- [Directions for this task] Copy every entry below exactly, and keep out the pictures.

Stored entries
■ ■ ■
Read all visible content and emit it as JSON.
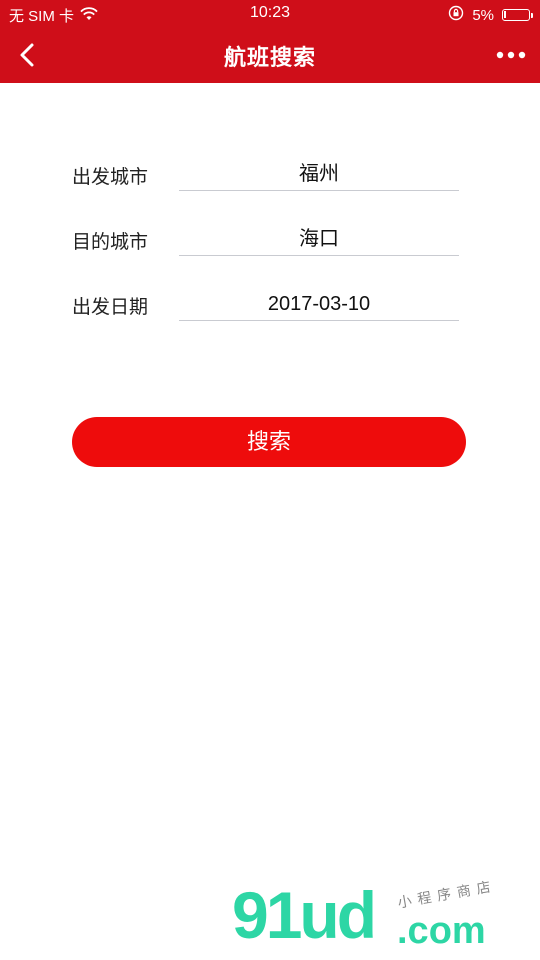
{
  "status_bar": {
    "carrier": "无 SIM 卡",
    "time": "10:23",
    "battery_text": "5%",
    "battery_level": 0.05,
    "icons": [
      "wifi-icon",
      "rotation-lock-icon",
      "battery-icon"
    ]
  },
  "nav": {
    "title": "航班搜索",
    "back_icon": "back-chevron-icon",
    "more_icon": "more-dots-icon"
  },
  "form": {
    "rows": [
      {
        "label": "出发城市",
        "value": "福州"
      },
      {
        "label": "目的城市",
        "value": "海口"
      },
      {
        "label": "出发日期",
        "value": "2017-03-10"
      }
    ]
  },
  "actions": {
    "search_label": "搜索"
  },
  "watermark": {
    "main": "91ud",
    "domain": ".com",
    "tagline": "小程序商店"
  },
  "colors": {
    "header_red": "#cf0e19",
    "button_red": "#ee0c0c",
    "watermark_green": "#2dd6a5"
  }
}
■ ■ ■
- [Solution to the problem]
Read all visible content and emit it as JSON.
{
  "status_bar": {
    "carrier": "无 SIM 卡",
    "time": "10:23",
    "battery_text": "5%",
    "battery_level": 0.05,
    "icons": [
      "wifi-icon",
      "rotation-lock-icon",
      "battery-icon"
    ]
  },
  "nav": {
    "title": "航班搜索",
    "back_icon": "back-chevron-icon",
    "more_icon": "more-dots-icon"
  },
  "form": {
    "rows": [
      {
        "label": "出发城市",
        "value": "福州"
      },
      {
        "label": "目的城市",
        "value": "海口"
      },
      {
        "label": "出发日期",
        "value": "2017-03-10"
      }
    ]
  },
  "actions": {
    "search_label": "搜索"
  },
  "watermark": {
    "main": "91ud",
    "domain": ".com",
    "tagline": "小程序商店"
  },
  "colors": {
    "header_red": "#cf0e19",
    "button_red": "#ee0c0c",
    "watermark_green": "#2dd6a5"
  }
}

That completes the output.